In ancient times, Gadara was strategically situated, laced by a number of key trading routes connecting Syria and Palestine. It was blessed with fertile soil and abundant rainwater. This town also flourished intellectually in the reign of Augustus and became distinguished for its cosmopolitan atmosphere, university’s scholars, attracting writers, artists, philosophers and poets, the likes of satirist Menippos (2nd half of the 3rd century BC), the epigrammist Meleagros, and the rhetorician Theodoros (14-37 AD). Gadara was also the resort of choice for Romans vacationing in the nearby Himmet Gader Springs.

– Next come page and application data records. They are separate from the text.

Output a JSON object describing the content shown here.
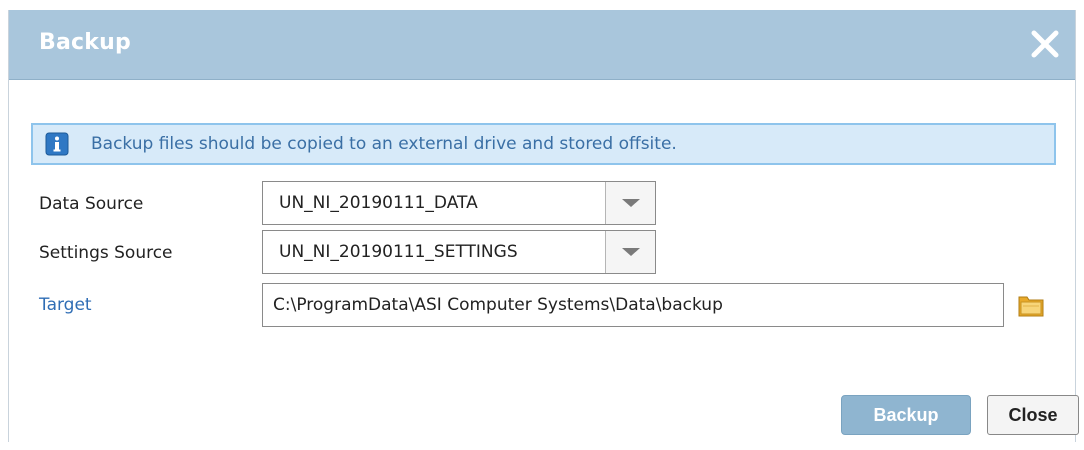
{
  "dialog": {
    "title": "Backup"
  },
  "info": {
    "message": "Backup files should be copied to an external drive and stored offsite."
  },
  "form": {
    "data_source": {
      "label": "Data Source",
      "value": "UN_NI_20190111_DATA"
    },
    "settings_source": {
      "label": "Settings Source",
      "value": "UN_NI_20190111_SETTINGS"
    },
    "target": {
      "label": "Target",
      "value": "C:\\ProgramData\\ASI Computer Systems\\Data\\backup"
    }
  },
  "buttons": {
    "backup": "Backup",
    "close": "Close"
  },
  "colors": {
    "titlebar": "#a9c6dc",
    "banner_bg": "#d7eaf9",
    "banner_border": "#8ec4ec",
    "link": "#2f6db5",
    "primary_button": "#8fb5d0"
  },
  "icons": {
    "close": "close-icon",
    "info": "info-icon",
    "dropdown": "chevron-down-icon",
    "folder": "folder-icon"
  }
}
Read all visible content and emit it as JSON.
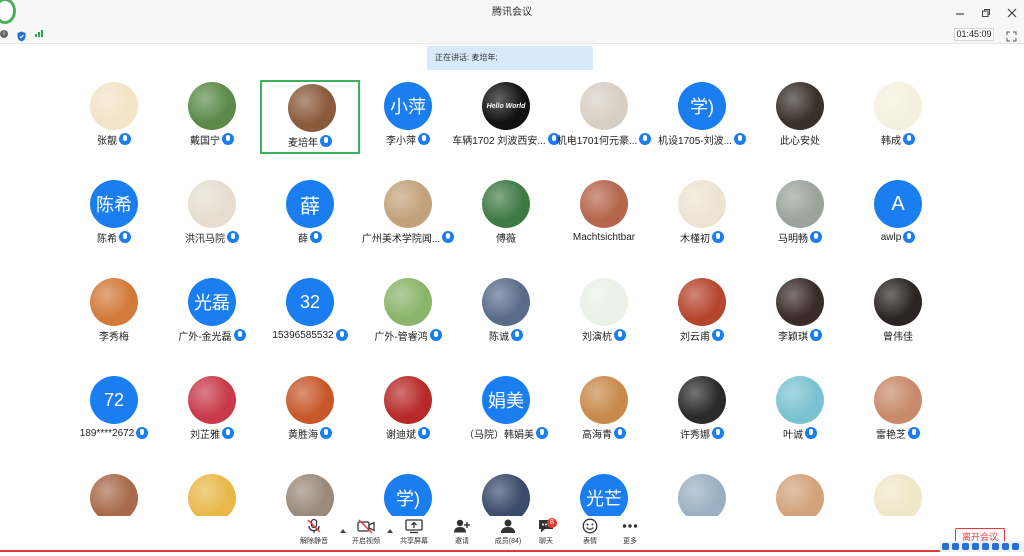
{
  "window": {
    "title": "腾讯会议"
  },
  "toolbar": {
    "timer": "01:45:09"
  },
  "speaker": {
    "banner": "正在讲话: 麦培年;"
  },
  "participants": [
    {
      "name": "张靓",
      "avatar": {
        "kind": "image",
        "label": "cartoon-girl",
        "bg": "#f3e3c8"
      },
      "mic": "on"
    },
    {
      "name": "戴国宁",
      "avatar": {
        "kind": "image",
        "label": "park-photo",
        "bg": "#5c8a4a"
      },
      "mic": "on",
      "host": true
    },
    {
      "name": "麦培年",
      "avatar": {
        "kind": "image",
        "label": "calligraphy",
        "bg": "#8a5a3a"
      },
      "mic": "speaking",
      "selected": true
    },
    {
      "name": "李小萍",
      "avatar": {
        "kind": "text",
        "text": "小萍"
      },
      "mic": "on"
    },
    {
      "name": "车辆1702 刘波西安...",
      "avatar": {
        "kind": "image",
        "label": "Hello World",
        "bg": "#111111"
      },
      "mic": "on"
    },
    {
      "name": "机电1701何元豪...",
      "avatar": {
        "kind": "image",
        "label": "cat-photo",
        "bg": "#d8cfc4"
      },
      "mic": "on"
    },
    {
      "name": "机设1705-刘波...",
      "avatar": {
        "kind": "text",
        "text": "学)"
      },
      "mic": "on"
    },
    {
      "name": "此心安处",
      "avatar": {
        "kind": "image",
        "label": "piano-photo",
        "bg": "#3a302a"
      },
      "mic": "none"
    },
    {
      "name": "韩成",
      "avatar": {
        "kind": "image",
        "label": "sunflower",
        "bg": "#f4f0dd"
      },
      "mic": "on"
    },
    {
      "name": "陈希",
      "avatar": {
        "kind": "text",
        "text": "陈希"
      },
      "mic": "on"
    },
    {
      "name": "洪汛马院",
      "avatar": {
        "kind": "image",
        "label": "drawing",
        "bg": "#e6ddd0"
      },
      "mic": "on"
    },
    {
      "name": "薛",
      "avatar": {
        "kind": "text",
        "text": "薛"
      },
      "mic": "on"
    },
    {
      "name": "广州美术学院闻...",
      "avatar": {
        "kind": "image",
        "label": "anime",
        "bg": "#c2a27a"
      },
      "mic": "on"
    },
    {
      "name": "傅薇",
      "avatar": {
        "kind": "image",
        "label": "leaves",
        "bg": "#3f7a45"
      },
      "mic": "none"
    },
    {
      "name": "Machtsichtbar",
      "avatar": {
        "kind": "image",
        "label": "friends-photo",
        "bg": "#b5654a"
      },
      "mic": "none"
    },
    {
      "name": "木槿初",
      "avatar": {
        "kind": "image",
        "label": "anime-girl",
        "bg": "#ede3d2"
      },
      "mic": "on"
    },
    {
      "name": "马明畅",
      "avatar": {
        "kind": "image",
        "label": "mountain",
        "bg": "#9aa49c"
      },
      "mic": "on"
    },
    {
      "name": "awlp",
      "avatar": {
        "kind": "text",
        "text": "A"
      },
      "mic": "on"
    },
    {
      "name": "李秀梅",
      "avatar": {
        "kind": "image",
        "label": "sunset-mountain",
        "bg": "#d27a3a"
      },
      "mic": "none"
    },
    {
      "name": "广外-金光磊",
      "avatar": {
        "kind": "text",
        "text": "光磊"
      },
      "mic": "on"
    },
    {
      "name": "15396585532",
      "avatar": {
        "kind": "text",
        "text": "32"
      },
      "mic": "on"
    },
    {
      "name": "广外-管睿鸿",
      "avatar": {
        "kind": "image",
        "label": "boy-photo",
        "bg": "#8ab46a"
      },
      "mic": "on"
    },
    {
      "name": "陈诚",
      "avatar": {
        "kind": "image",
        "label": "sky-photo",
        "bg": "#5a6b8a"
      },
      "mic": "on"
    },
    {
      "name": "刘演杭",
      "avatar": {
        "kind": "image",
        "label": "cartoon-bear",
        "bg": "#eaf1e6"
      },
      "mic": "on"
    },
    {
      "name": "刘云甫",
      "avatar": {
        "kind": "image",
        "label": "food-photo",
        "bg": "#b5462e"
      },
      "mic": "on"
    },
    {
      "name": "李颖琪",
      "avatar": {
        "kind": "image",
        "label": "rabbit",
        "bg": "#3a2a2a"
      },
      "mic": "on"
    },
    {
      "name": "曾伟佳",
      "avatar": {
        "kind": "image",
        "label": "portrait",
        "bg": "#2a2422"
      },
      "mic": "none"
    },
    {
      "name": "189****2672",
      "avatar": {
        "kind": "text",
        "text": "72"
      },
      "mic": "on"
    },
    {
      "name": "刘芷雅",
      "avatar": {
        "kind": "image",
        "label": "flowers",
        "bg": "#c83a4a"
      },
      "mic": "on"
    },
    {
      "name": "黄胜海",
      "avatar": {
        "kind": "image",
        "label": "sunset",
        "bg": "#c8582a"
      },
      "mic": "on"
    },
    {
      "name": "谢迪斌",
      "avatar": {
        "kind": "image",
        "label": "red-flower",
        "bg": "#b82a2a"
      },
      "mic": "on"
    },
    {
      "name": "（马院）韩娟美",
      "avatar": {
        "kind": "text",
        "text": "娟美"
      },
      "mic": "on"
    },
    {
      "name": "高海青",
      "avatar": {
        "kind": "image",
        "label": "tiger",
        "bg": "#c88a4a"
      },
      "mic": "on"
    },
    {
      "name": "许秀娜",
      "avatar": {
        "kind": "image",
        "label": "dark-art",
        "bg": "#2a2a2a"
      },
      "mic": "on"
    },
    {
      "name": "叶诚",
      "avatar": {
        "kind": "image",
        "label": "sea",
        "bg": "#7ac2d0"
      },
      "mic": "on"
    },
    {
      "name": "雷艳芝",
      "avatar": {
        "kind": "image",
        "label": "girl-photo",
        "bg": "#c88a6a"
      },
      "mic": "speaking"
    },
    {
      "name": "",
      "avatar": {
        "kind": "image",
        "label": "silhouette",
        "bg": "#a86a4a"
      },
      "mic": "none"
    },
    {
      "name": "",
      "avatar": {
        "kind": "image",
        "label": "cartoon",
        "bg": "#e8b84a"
      },
      "mic": "none"
    },
    {
      "name": "",
      "avatar": {
        "kind": "image",
        "label": "mother-child",
        "bg": "#9a8a7a"
      },
      "mic": "none"
    },
    {
      "name": "",
      "avatar": {
        "kind": "text",
        "text": "学)"
      },
      "mic": "none"
    },
    {
      "name": "",
      "avatar": {
        "kind": "image",
        "label": "man-photo",
        "bg": "#3a4a6a"
      },
      "mic": "none"
    },
    {
      "name": "",
      "avatar": {
        "kind": "text",
        "text": "光芒"
      },
      "mic": "none"
    },
    {
      "name": "",
      "avatar": {
        "kind": "image",
        "label": "beach",
        "bg": "#9ab0c2"
      },
      "mic": "none"
    },
    {
      "name": "",
      "avatar": {
        "kind": "image",
        "label": "selfie",
        "bg": "#d2a27a"
      },
      "mic": "none"
    },
    {
      "name": "",
      "avatar": {
        "kind": "image",
        "label": "cartoon-dog",
        "bg": "#f0e6c8"
      },
      "mic": "none"
    }
  ],
  "controls": [
    {
      "label": "解除静音",
      "icon": "mic-muted-icon"
    },
    {
      "label": "开启视频",
      "icon": "camera-off-icon"
    },
    {
      "label": "共享屏幕",
      "icon": "share-screen-icon"
    },
    {
      "label": "邀请",
      "icon": "invite-icon"
    },
    {
      "label": "成员(84)",
      "icon": "members-icon"
    },
    {
      "label": "聊天",
      "icon": "chat-icon",
      "badge": "8"
    },
    {
      "label": "表情",
      "icon": "emoji-icon"
    },
    {
      "label": "更多",
      "icon": "more-icon"
    }
  ],
  "end_button": "离开会议",
  "colors": {
    "accent": "#1a7ef0",
    "end": "#e03a3a",
    "speaking": "#3cb35a"
  }
}
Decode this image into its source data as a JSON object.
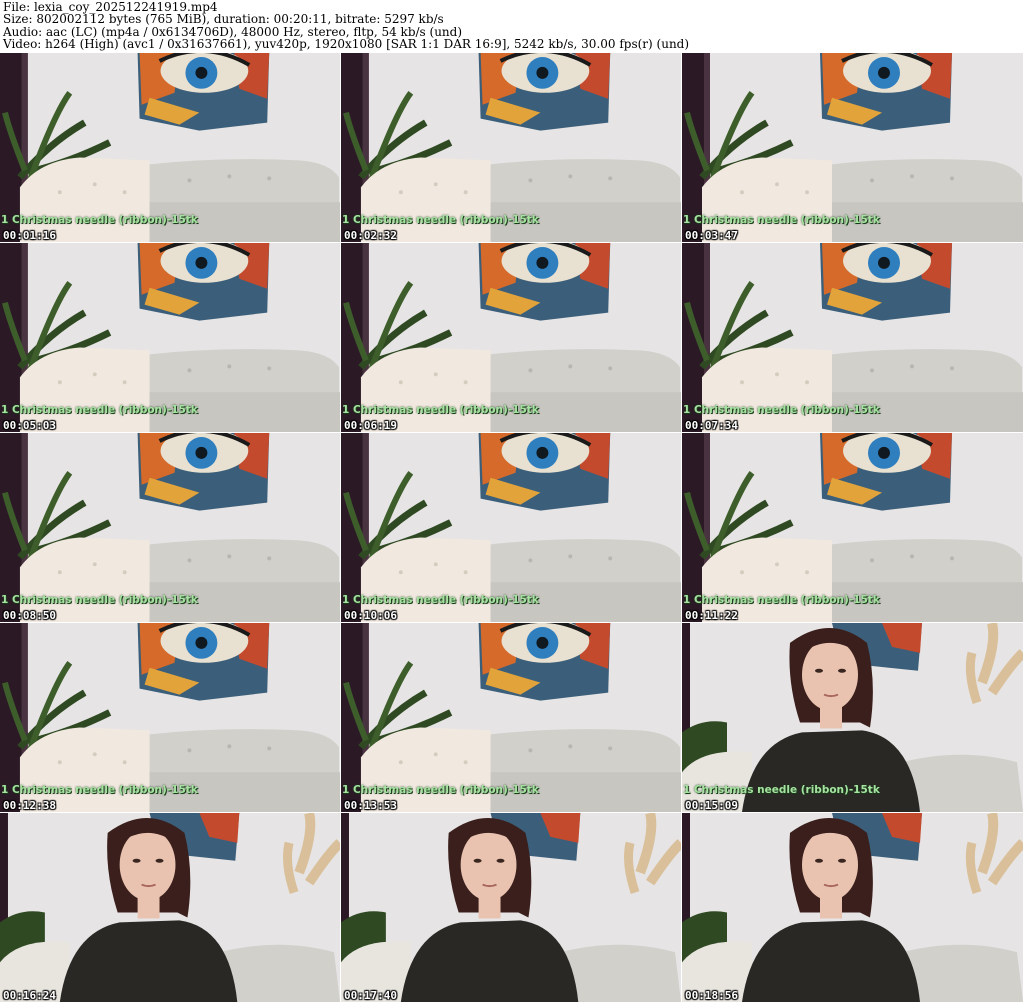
{
  "header": {
    "line1": "File: lexia_coy_202512241919.mp4",
    "line2": "Size: 802002112 bytes (765 MiB), duration: 00:20:11, bitrate: 5297 kb/s",
    "line3": "Audio: aac (LC) (mp4a / 0x6134706D), 48000 Hz, stereo, fltp, 54 kb/s (und)",
    "line4": "Video: h264 (High) (avc1 / 0x31637661), yuv420p, 1920x1080 [SAR 1:1 DAR 16:9], 5242 kb/s, 30.00 fps(r) (und)"
  },
  "thumbnails": [
    {
      "time": "00:01:16",
      "overlay": "1 Christmas needle (ribbon)-15tk",
      "scene": "room"
    },
    {
      "time": "00:02:32",
      "overlay": "1 Christmas needle (ribbon)-15tk",
      "scene": "room"
    },
    {
      "time": "00:03:47",
      "overlay": "1 Christmas needle (ribbon)-15tk",
      "scene": "room"
    },
    {
      "time": "00:05:03",
      "overlay": "1 Christmas needle (ribbon)-15tk",
      "scene": "room"
    },
    {
      "time": "00:06:19",
      "overlay": "1 Christmas needle (ribbon)-15tk",
      "scene": "room"
    },
    {
      "time": "00:07:34",
      "overlay": "1 Christmas needle (ribbon)-15tk",
      "scene": "room"
    },
    {
      "time": "00:08:50",
      "overlay": "1 Christmas needle (ribbon)-15tk",
      "scene": "room"
    },
    {
      "time": "00:10:06",
      "overlay": "1 Christmas needle (ribbon)-15tk",
      "scene": "room"
    },
    {
      "time": "00:11:22",
      "overlay": "1 Christmas needle (ribbon)-15tk",
      "scene": "room"
    },
    {
      "time": "00:12:38",
      "overlay": "1 Christmas needle (ribbon)-15tk",
      "scene": "room"
    },
    {
      "time": "00:13:53",
      "overlay": "1 Christmas needle (ribbon)-15tk",
      "scene": "room"
    },
    {
      "time": "00:15:09",
      "overlay": "1 Christmas needle (ribbon)-15tk",
      "scene": "person"
    },
    {
      "time": "00:16:24",
      "overlay": "",
      "scene": "person"
    },
    {
      "time": "00:17:40",
      "overlay": "",
      "scene": "person"
    },
    {
      "time": "00:18:56",
      "overlay": "",
      "scene": "person"
    }
  ],
  "colors": {
    "wall": "#e6e4e4",
    "curtain": "#2b1a26",
    "sofa": "#d2d0cb",
    "plant": "#2f4a22",
    "overlay_text": "#a6e3a1",
    "timestamp_text": "#ffffff",
    "sweater": "#2a2825",
    "hair": "#3a1f1c",
    "skin": "#e9c3b0",
    "pampas": "#d9c09a"
  }
}
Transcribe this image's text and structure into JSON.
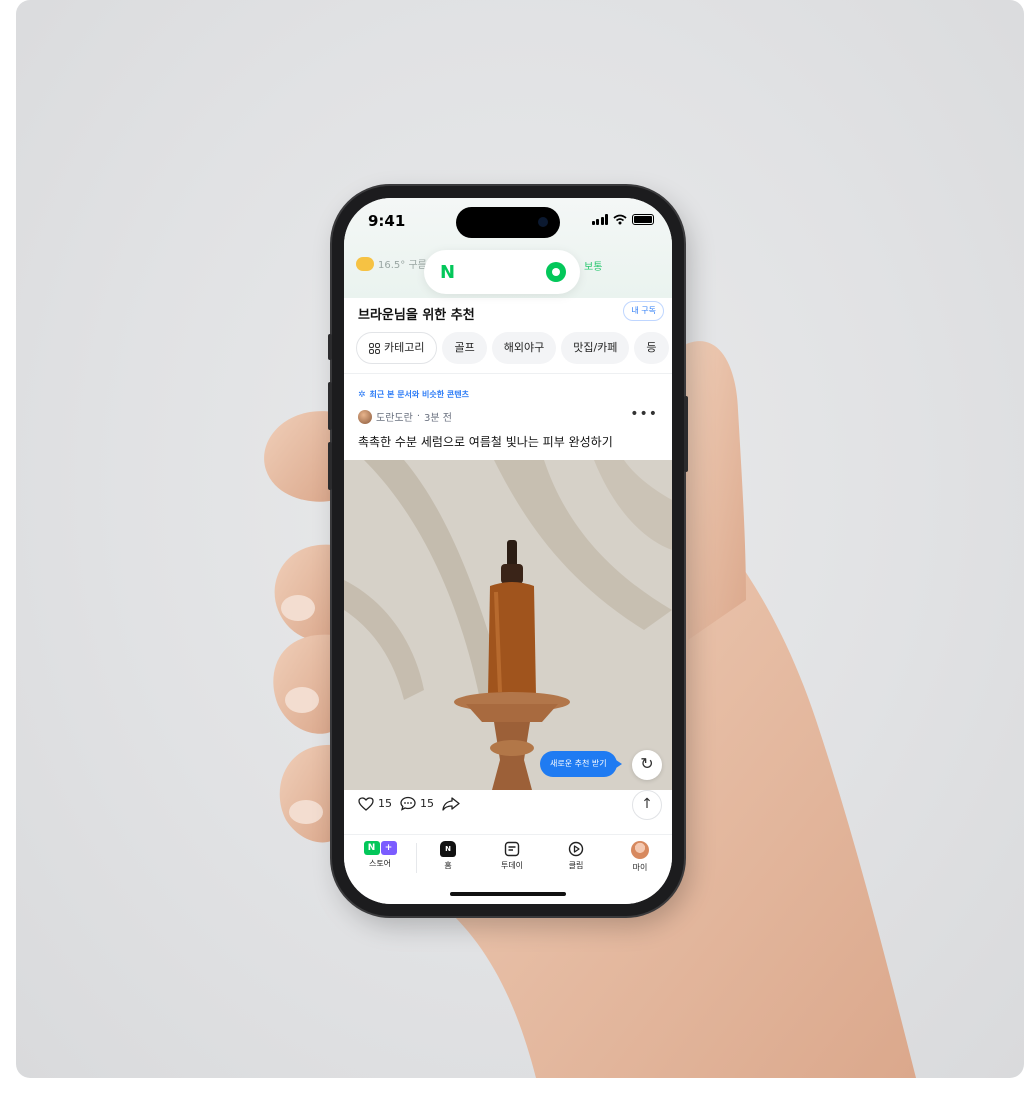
{
  "status_bar": {
    "time": "9:41"
  },
  "header": {
    "weather_text": "16.5° 구름",
    "air_quality": "보통",
    "logo_letter": "N"
  },
  "feed": {
    "section_title": "브라운님을 위한 추천",
    "subscribe_label": "내 구독",
    "categories": [
      "카테고리",
      "골프",
      "해외야구",
      "맛집/카페",
      "등"
    ]
  },
  "post": {
    "tag": "최근 본 문서와 비슷한 콘텐츠",
    "author": "도란도란",
    "time_ago": "3분 전",
    "title": "촉촉한 수분 세럼으로 여름철 빛나는 피부 완성하기",
    "likes": "15",
    "comments": "15"
  },
  "floating": {
    "new_reco_label": "새로운 추천 받기"
  },
  "tabbar": {
    "tabs": [
      {
        "label": "스토어",
        "icon": "store-icon"
      },
      {
        "label": "홈",
        "icon": "home-icon"
      },
      {
        "label": "투데이",
        "icon": "today-icon"
      },
      {
        "label": "클립",
        "icon": "clip-icon"
      },
      {
        "label": "마이",
        "icon": "my-avatar"
      }
    ],
    "store_badge_left": "N",
    "store_badge_right": "+",
    "home_badge": "N"
  },
  "colors": {
    "naver_green": "#03c75a",
    "accent_blue": "#1f7bf2",
    "store_purple": "#7b5cff"
  }
}
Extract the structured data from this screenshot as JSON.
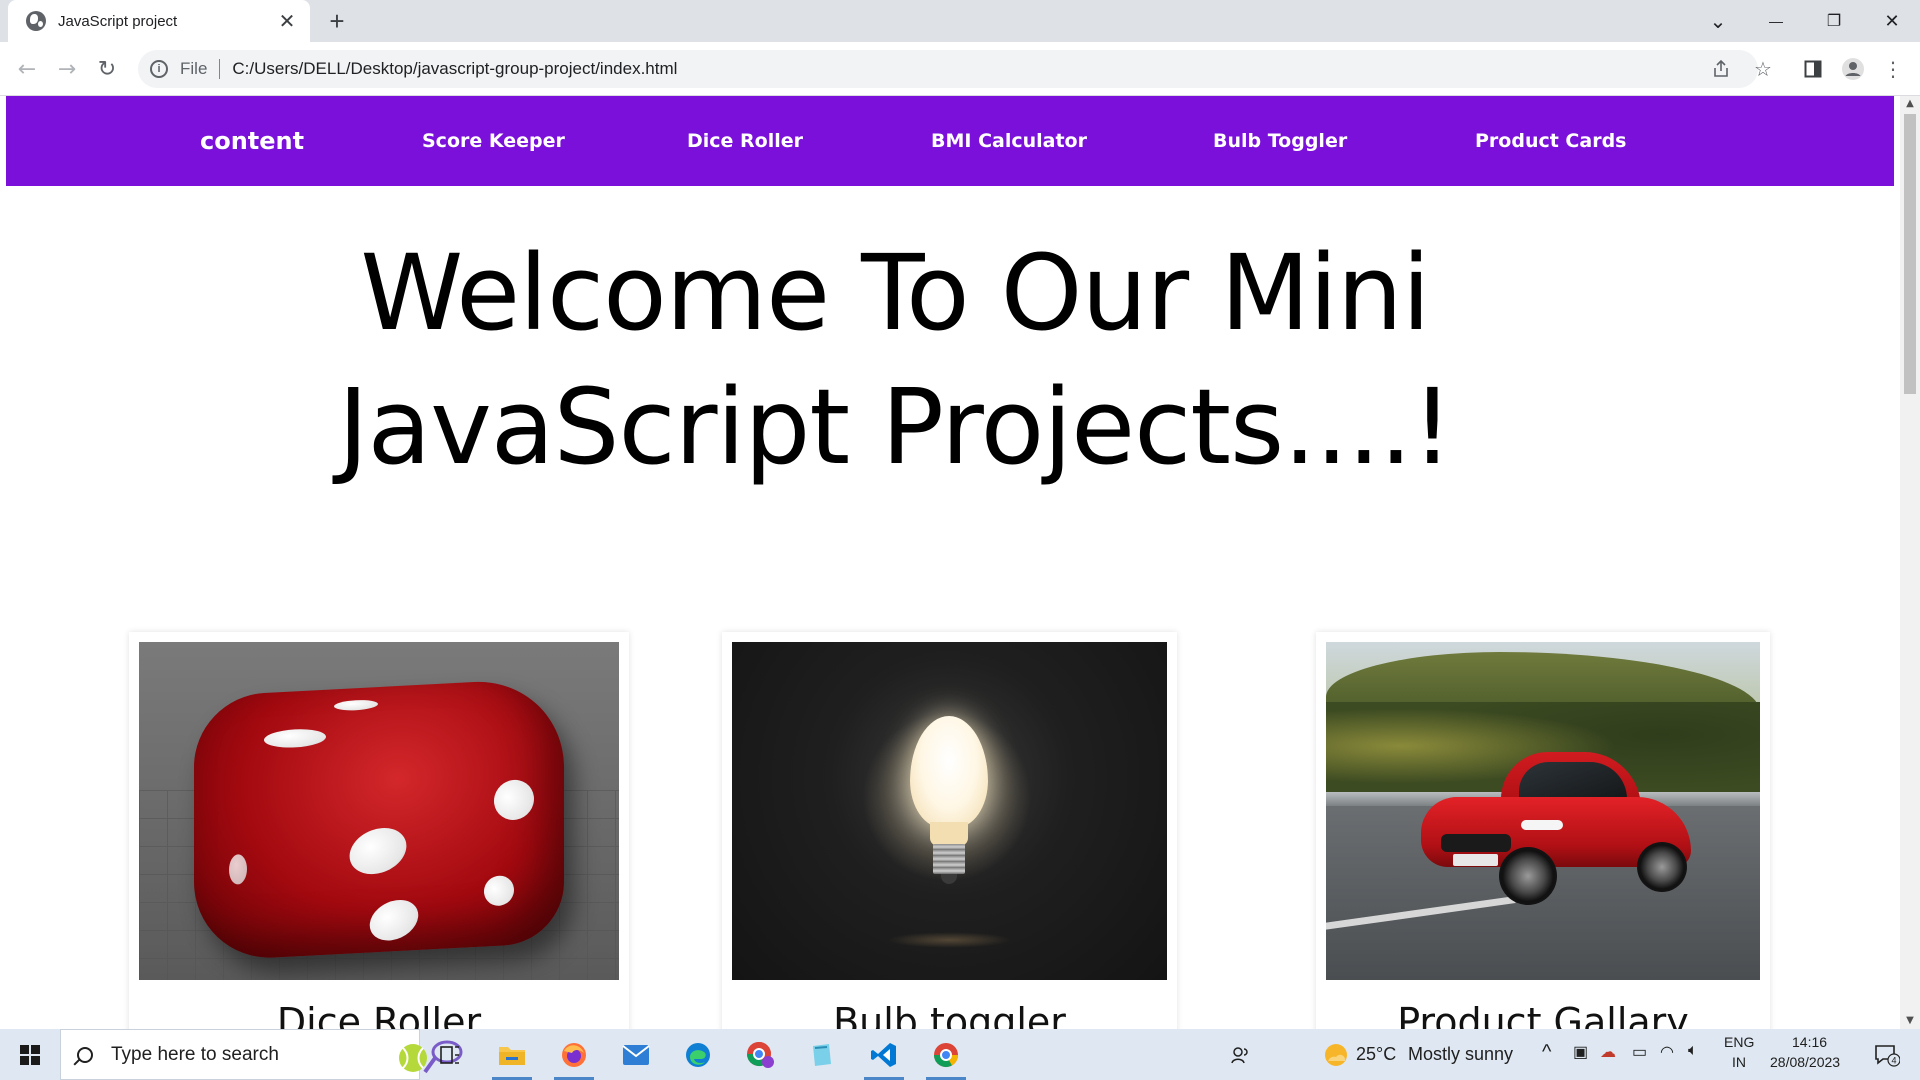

Archaeological surveys indicate that Gadara was occupied as early as the 7th century BC. The Greek historian, Polybius, described the region as being under Ptolemaic control at the time. The Seleucid ruler Antiochus III conquered it in 218 BC, naming the city Antiochia and Seleucia. In 63 BC, Pompey liberated Gadara and joined it to the Roman league of ten cities, the Decapolis.
Soon after, the fortunes of Gadara improved rapidly and building was undertaken on a large scale, carried out for the love of Pompey’s freed man Demetrius, who had been born there.
During these early years of Roman rule, the Nabataeans (with their capital in Petra), controlled the trade routes as far north as Damascus. Unhappy with the competition, Mark Anthony dispatched King Herod the Great to weaken the Nabataeans, who finally gave up their northern interest in 31 BC. In appreciation for his efforts, Rome rewarded Herod with Gadara.
The city reached its peak of prosperity in the 2nd century AD. New colonnaded streets, temples, theaters, and public baths sprouted. Meleagros compared Gadara with Athens, which testifies to the city’s status as a creative center of Hellenism in ancient Near East.
Christianity spread slowly among the inhabitants of Gadara. Starting from the 4th century, its bishop attended the ecclesiastical councils of Nicaea, Chaleedon and Ephesos. Despite his attendance, the city was no longer a seat of learning. During the 6th century, decline set in, and in 636 AD a decisive military clash between Byzantines and Arab Muslims took place not far from Gadara. There is no evidence, however, of widespread destruction in the city.
Umm Qais’s charm still lingers today. A large portion of the western Roman Theater has survived history’s upheavals. Vaulted passageway supports its rows of seats, built of hard basalt stones. A row of elaborately carved seats for dignitaries stand near the orchestra, and in the center was a large headless white marble statue of Tyche, goddess of fortune and of the city, now displayed at the local museum.
Across from the theater is the main colonnaded street (cardo), which was in all likelihood the town’s commercial center. Also, near the black basalt theater is the Terrace, which hosts a courtyard, a church and a basilica. Further west of the Terrace and along the east-west colonnaded street (decumanus), ruins of the Nymphaeum, a bath complex and a well-preserved Roman Mausoleum can be seen. After a few hundred meters one can barely make out remains of what was once a Hippodrome.